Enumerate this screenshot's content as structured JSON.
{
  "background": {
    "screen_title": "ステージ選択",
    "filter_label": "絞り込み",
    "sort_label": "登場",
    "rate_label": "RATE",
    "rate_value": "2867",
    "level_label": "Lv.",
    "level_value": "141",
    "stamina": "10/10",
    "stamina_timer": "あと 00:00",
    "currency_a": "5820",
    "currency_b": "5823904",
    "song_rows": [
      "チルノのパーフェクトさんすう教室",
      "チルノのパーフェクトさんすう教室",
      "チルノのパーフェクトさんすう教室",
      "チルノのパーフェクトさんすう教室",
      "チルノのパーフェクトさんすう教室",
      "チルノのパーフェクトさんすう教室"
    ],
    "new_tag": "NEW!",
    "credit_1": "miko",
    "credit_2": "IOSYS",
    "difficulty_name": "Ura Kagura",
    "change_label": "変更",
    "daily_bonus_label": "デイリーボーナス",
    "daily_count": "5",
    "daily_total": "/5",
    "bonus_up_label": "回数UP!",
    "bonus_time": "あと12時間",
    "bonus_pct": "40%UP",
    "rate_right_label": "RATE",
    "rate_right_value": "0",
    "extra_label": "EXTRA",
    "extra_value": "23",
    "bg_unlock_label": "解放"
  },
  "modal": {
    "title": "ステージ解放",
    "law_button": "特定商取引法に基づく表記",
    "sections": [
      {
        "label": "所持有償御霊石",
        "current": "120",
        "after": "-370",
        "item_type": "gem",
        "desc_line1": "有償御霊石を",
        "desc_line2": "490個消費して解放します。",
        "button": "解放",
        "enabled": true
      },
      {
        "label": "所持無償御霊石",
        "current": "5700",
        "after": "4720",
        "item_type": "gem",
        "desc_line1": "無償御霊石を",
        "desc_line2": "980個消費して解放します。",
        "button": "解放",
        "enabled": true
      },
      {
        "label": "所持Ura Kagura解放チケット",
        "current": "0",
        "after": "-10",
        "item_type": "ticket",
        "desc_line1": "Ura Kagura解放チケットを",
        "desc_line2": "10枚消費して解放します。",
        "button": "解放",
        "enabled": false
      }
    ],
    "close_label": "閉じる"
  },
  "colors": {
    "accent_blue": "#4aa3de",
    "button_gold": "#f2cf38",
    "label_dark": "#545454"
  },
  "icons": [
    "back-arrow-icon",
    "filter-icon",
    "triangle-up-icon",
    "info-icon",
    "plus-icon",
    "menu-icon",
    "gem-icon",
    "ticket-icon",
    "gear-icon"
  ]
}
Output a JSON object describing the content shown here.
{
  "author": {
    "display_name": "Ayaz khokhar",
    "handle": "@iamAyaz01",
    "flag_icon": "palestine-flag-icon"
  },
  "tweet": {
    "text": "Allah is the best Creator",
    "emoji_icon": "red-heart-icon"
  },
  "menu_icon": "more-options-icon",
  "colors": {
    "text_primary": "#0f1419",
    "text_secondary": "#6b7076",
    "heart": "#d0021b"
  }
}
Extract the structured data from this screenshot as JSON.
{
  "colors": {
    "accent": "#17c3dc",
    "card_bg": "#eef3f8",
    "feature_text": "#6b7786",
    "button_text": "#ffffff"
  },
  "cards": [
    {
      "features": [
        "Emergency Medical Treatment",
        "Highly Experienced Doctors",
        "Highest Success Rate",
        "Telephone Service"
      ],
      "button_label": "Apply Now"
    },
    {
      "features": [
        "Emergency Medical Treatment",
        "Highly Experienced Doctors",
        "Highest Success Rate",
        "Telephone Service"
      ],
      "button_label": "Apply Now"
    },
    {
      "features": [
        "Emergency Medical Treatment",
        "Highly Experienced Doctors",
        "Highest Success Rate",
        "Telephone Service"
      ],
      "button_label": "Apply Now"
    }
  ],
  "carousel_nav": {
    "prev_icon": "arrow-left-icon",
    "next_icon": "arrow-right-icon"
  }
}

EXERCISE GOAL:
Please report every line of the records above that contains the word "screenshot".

EXERCISE SOLUTION:
Enumerate this screenshot's content as structured JSON.
Extract the structured data from this screenshot as JSON.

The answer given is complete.